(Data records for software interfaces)
--
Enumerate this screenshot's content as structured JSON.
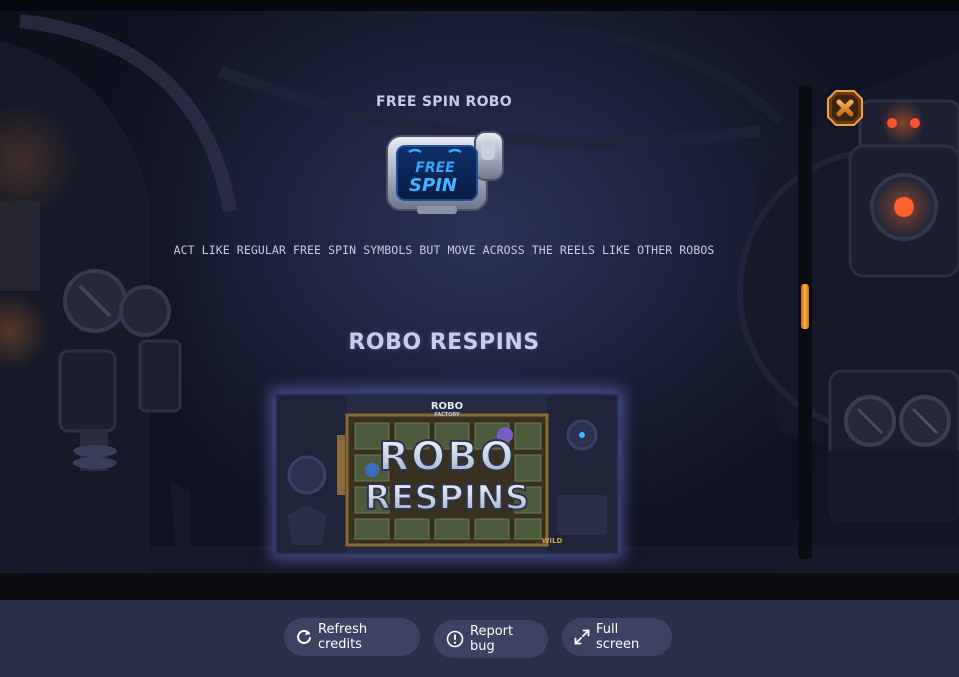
{
  "paytable": {
    "free_spin_robo": {
      "title": "FREE SPIN ROBO",
      "symbol_text_line1": "FREE",
      "symbol_text_line2": "SPIN",
      "description": "ACT LIKE REGULAR FREE SPIN SYMBOLS BUT MOVE ACROSS THE REELS LIKE OTHER ROBOS"
    },
    "robo_respins": {
      "title": "ROBO RESPINS",
      "image_logo_line1": "ROBO",
      "image_logo_line2": "FACTORY",
      "image_text_line1": "ROBO",
      "image_text_line2": "RESPINS",
      "image_wild_label": "WILD"
    },
    "scroll_position": 0.43
  },
  "toolbar": {
    "refresh_label": "Refresh credits",
    "report_label": "Report bug",
    "fullscreen_label": "Full screen"
  },
  "colors": {
    "accent_orange": "#f29a2e",
    "button_bg": "#3c4262",
    "bottom_bar_bg": "#2a2f48",
    "text_light": "#c7cbe6",
    "symbol_blue": "#2fa8ff"
  },
  "icons": {
    "close": "close-icon",
    "refresh": "refresh-icon",
    "report": "alert-circle-icon",
    "fullscreen": "expand-icon"
  }
}
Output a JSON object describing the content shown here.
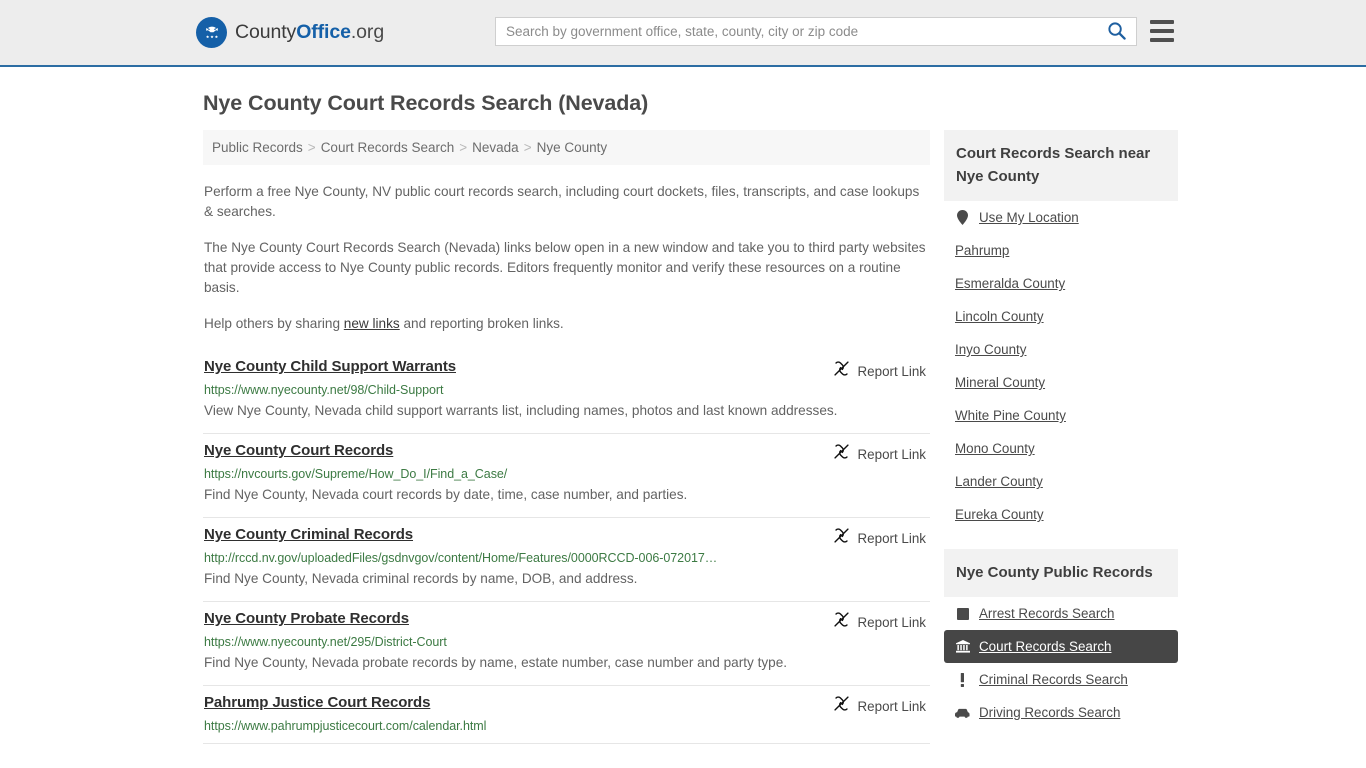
{
  "header": {
    "logo": {
      "icon": "eagle-seal-icon",
      "text_pre": "County",
      "text_bold": "Office",
      "text_post": ".org"
    },
    "search": {
      "placeholder": "Search by government office, state, county, city or zip code",
      "value": "",
      "search_icon": "search-icon"
    },
    "menu_icon": "hamburger-menu-icon"
  },
  "page": {
    "title": "Nye County Court Records Search (Nevada)"
  },
  "breadcrumb": {
    "separator": ">",
    "items": [
      {
        "label": "Public Records",
        "current": false
      },
      {
        "label": "Court Records Search",
        "current": false
      },
      {
        "label": "Nevada",
        "current": false
      },
      {
        "label": "Nye County",
        "current": true
      }
    ]
  },
  "intro": {
    "paragraph1": "Perform a free Nye County, NV public court records search, including court dockets, files, transcripts, and case lookups & searches.",
    "paragraph2": "The Nye County Court Records Search (Nevada) links below open in a new window and take you to third party websites that provide access to Nye County public records. Editors frequently monitor and verify these resources on a routine basis.",
    "paragraph3_pre": "Help others by sharing ",
    "paragraph3_link": "new links",
    "paragraph3_post": " and reporting broken links."
  },
  "results": {
    "report_label": "Report Link",
    "report_icon": "broken-link-icon",
    "items": [
      {
        "title": "Nye County Child Support Warrants",
        "url": "https://www.nyecounty.net/98/Child-Support",
        "description": "View Nye County, Nevada child support warrants list, including names, photos and last known addresses."
      },
      {
        "title": "Nye County Court Records",
        "url": "https://nvcourts.gov/Supreme/How_Do_I/Find_a_Case/",
        "description": "Find Nye County, Nevada court records by date, time, case number, and parties."
      },
      {
        "title": "Nye County Criminal Records",
        "url": "http://rccd.nv.gov/uploadedFiles/gsdnvgov/content/Home/Features/0000RCCD-006-072017…",
        "description": "Find Nye County, Nevada criminal records by name, DOB, and address."
      },
      {
        "title": "Nye County Probate Records",
        "url": "https://www.nyecounty.net/295/District-Court",
        "description": "Find Nye County, Nevada probate records by name, estate number, case number and party type."
      },
      {
        "title": "Pahrump Justice Court Records",
        "url": "https://www.pahrumpjusticecourt.com/calendar.html",
        "description": ""
      }
    ]
  },
  "sidebar": {
    "nearby": {
      "heading": "Court Records Search near Nye County",
      "items": [
        {
          "label": "Use My Location",
          "icon": "map-pin-icon",
          "active": false
        },
        {
          "label": "Pahrump",
          "icon": "",
          "active": false
        },
        {
          "label": "Esmeralda County",
          "icon": "",
          "active": false
        },
        {
          "label": "Lincoln County",
          "icon": "",
          "active": false
        },
        {
          "label": "Inyo County",
          "icon": "",
          "active": false
        },
        {
          "label": "Mineral County",
          "icon": "",
          "active": false
        },
        {
          "label": "White Pine County",
          "icon": "",
          "active": false
        },
        {
          "label": "Mono County",
          "icon": "",
          "active": false
        },
        {
          "label": "Lander County",
          "icon": "",
          "active": false
        },
        {
          "label": "Eureka County",
          "icon": "",
          "active": false
        }
      ]
    },
    "public_records": {
      "heading": "Nye County Public Records",
      "items": [
        {
          "label": "Arrest Records Search",
          "icon": "fingerprint-card-icon",
          "active": false
        },
        {
          "label": "Court Records Search",
          "icon": "courthouse-icon",
          "active": true
        },
        {
          "label": "Criminal Records Search",
          "icon": "exclamation-icon",
          "active": false
        },
        {
          "label": "Driving Records Search",
          "icon": "car-icon",
          "active": false
        }
      ]
    }
  },
  "colors": {
    "brand_blue": "#1560a8",
    "header_bg": "#ededed",
    "header_border": "#2c6da3",
    "url_green": "#3c7a43",
    "active_bg": "#464646",
    "panel_bg": "#f2f2f2"
  }
}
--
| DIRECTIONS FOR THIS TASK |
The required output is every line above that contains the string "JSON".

| EXPECTED ANSWER |
Enumerate this screenshot's content as structured JSON.
Output a JSON object describing the content shown here.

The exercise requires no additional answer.